S Tanner Miller: Like Donatell, Miller faded as the year went on as each player was benched for a spell in some games. Miller struggled in the second half and was replaced by junior to be John Lowdermilk. Miller will be a senior but I would not rest on my laurels were I him.

S Nico Law: The fan favorite before the season began, Law got his nose wet more often over the final four games. That experience will serve him well and he is the ‘heir apparent’ at SS if there is such a thing in the secondary. He has the speed, size and fearlessness and should be an asset in run support, but it’s the passing game skills that will tell the tale as to how much he plays.

Buford and Draper are going to challenge for Micah Hyde’s corner position, but so will Jordan Lomax. Kirk Ferentz singled out Lomax in his end of year press conference last week, which was a big surprising. Lomax tore his labrum in the early going last fall and sat out the 2012 season, taking a redshirt. He will be a third year sophomore as he played as a true freshman. Ruben Lile will also be in the mix in the secondary and would have played this year had he not tore his ACL in camp; Ferentz also mentioned him and said he should be ready to go in the spring.

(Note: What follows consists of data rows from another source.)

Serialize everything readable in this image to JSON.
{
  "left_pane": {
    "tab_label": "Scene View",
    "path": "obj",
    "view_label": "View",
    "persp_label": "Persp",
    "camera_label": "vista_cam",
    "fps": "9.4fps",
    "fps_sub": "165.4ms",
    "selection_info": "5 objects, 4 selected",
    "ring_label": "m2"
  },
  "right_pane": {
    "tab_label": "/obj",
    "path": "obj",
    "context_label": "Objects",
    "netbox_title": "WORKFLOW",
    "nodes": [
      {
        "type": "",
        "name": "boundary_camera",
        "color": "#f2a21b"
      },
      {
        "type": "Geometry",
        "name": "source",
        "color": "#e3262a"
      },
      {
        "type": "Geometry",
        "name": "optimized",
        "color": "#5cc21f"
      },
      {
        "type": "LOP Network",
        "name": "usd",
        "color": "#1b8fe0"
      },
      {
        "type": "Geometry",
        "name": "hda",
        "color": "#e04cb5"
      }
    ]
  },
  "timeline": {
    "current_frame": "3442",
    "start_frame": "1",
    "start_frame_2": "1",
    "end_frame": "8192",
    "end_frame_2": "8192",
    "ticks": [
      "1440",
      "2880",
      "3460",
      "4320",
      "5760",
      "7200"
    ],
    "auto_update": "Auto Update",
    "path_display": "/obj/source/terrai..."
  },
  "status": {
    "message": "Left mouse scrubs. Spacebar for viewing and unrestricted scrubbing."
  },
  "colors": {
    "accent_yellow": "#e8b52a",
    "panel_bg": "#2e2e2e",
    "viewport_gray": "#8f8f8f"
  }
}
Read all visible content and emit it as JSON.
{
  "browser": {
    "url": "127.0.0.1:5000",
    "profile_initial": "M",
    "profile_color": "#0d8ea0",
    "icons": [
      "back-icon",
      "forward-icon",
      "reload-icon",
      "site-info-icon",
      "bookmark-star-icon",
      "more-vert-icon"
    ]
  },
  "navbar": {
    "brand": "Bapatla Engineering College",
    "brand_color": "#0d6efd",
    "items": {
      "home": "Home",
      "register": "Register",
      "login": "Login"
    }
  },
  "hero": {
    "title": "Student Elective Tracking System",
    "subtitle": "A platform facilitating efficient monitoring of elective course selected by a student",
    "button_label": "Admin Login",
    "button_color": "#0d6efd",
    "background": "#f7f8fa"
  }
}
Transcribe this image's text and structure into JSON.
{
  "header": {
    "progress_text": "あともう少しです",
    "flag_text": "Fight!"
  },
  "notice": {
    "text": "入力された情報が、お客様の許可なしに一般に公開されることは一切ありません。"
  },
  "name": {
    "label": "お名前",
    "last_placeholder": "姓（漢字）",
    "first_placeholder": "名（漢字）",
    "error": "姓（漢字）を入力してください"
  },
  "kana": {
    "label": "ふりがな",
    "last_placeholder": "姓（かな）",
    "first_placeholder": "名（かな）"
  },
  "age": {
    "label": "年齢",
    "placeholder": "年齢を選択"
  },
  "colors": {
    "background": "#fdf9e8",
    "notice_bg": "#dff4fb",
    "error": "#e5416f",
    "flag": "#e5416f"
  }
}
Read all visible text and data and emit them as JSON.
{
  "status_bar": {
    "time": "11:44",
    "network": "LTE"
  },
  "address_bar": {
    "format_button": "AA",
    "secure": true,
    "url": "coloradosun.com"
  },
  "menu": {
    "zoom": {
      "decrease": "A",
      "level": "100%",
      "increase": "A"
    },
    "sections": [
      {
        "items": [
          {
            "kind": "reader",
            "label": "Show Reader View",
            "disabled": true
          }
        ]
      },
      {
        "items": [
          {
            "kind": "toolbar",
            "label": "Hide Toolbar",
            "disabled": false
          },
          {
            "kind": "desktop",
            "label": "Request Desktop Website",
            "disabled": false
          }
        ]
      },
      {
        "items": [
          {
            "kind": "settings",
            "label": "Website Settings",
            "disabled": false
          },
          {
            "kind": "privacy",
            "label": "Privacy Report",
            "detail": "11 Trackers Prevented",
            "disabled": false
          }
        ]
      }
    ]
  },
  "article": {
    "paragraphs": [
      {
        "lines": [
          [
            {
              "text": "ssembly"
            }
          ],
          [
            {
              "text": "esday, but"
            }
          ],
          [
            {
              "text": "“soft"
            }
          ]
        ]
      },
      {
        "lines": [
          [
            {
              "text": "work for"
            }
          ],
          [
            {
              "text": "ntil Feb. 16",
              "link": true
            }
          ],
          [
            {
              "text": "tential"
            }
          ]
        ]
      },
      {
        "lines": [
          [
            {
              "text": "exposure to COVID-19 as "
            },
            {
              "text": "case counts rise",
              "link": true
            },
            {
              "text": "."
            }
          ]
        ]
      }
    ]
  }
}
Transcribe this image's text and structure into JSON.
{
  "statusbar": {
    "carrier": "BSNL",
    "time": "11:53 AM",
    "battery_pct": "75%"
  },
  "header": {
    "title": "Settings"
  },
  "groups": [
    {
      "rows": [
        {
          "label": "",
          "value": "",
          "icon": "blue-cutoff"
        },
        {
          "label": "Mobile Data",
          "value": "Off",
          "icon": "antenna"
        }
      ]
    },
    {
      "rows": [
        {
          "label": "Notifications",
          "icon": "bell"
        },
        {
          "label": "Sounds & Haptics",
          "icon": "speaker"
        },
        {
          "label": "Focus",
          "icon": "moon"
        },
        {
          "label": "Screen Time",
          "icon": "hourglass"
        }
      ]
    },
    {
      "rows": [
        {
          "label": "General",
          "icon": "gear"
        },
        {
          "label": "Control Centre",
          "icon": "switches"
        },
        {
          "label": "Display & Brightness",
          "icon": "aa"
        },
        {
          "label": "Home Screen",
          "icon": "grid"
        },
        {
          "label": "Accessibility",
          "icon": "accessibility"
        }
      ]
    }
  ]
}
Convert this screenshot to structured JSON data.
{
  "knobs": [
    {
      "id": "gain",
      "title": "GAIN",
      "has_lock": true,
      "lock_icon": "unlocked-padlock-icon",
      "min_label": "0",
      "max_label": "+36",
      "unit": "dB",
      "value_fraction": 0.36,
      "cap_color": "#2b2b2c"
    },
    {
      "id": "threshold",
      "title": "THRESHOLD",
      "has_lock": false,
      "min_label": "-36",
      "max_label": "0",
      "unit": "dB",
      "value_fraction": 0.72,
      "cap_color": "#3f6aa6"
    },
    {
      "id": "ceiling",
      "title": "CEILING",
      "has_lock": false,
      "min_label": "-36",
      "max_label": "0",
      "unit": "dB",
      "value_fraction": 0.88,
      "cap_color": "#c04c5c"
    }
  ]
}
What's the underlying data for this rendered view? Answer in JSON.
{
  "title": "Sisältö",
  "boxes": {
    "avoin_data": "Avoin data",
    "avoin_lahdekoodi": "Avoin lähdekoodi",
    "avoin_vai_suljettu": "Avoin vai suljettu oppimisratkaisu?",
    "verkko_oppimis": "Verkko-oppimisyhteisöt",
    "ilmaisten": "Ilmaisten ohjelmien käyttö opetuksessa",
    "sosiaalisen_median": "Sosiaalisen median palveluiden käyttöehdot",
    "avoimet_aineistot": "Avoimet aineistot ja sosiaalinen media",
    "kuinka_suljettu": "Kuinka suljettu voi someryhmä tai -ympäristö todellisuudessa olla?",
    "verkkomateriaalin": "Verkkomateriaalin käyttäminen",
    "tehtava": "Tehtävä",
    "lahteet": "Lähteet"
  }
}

Torrey Campbell was injured in either late September or very early October and he didn’t record any tackles stats for the season. He will be a third year sophomore next fall.

This group would benefit from an improved defensive line, but I don’t think the line is going to make enough improvement to where the back four will be able to rest easy. Iowa needs playmakers and while there are some interesting names on paper, they have to emerge and get the job done. It would be a stretch to assume that production will improve from this unit next year, but then again it’s hard to imagine an Iowa secondary giving up as many big plays in 2013 as they did in 2012.


Iowa will return a great deal of experience next year. Not ‘front of media guide’ names across the board, but players who saw action in several Big Ten games. I think this group will begin to slowly find its way and improve upon what we saw in 2012, which was the most challenged Hawkeye defense since the 2000 season. I thought that would be the case last winter and I at least got that one right. How much better will next year’s defense be? I don’t know. Can they be significantly better? I think so, but since so many players are going to have to make major strides along the defensive line I wouldn’t run out and bet the farm.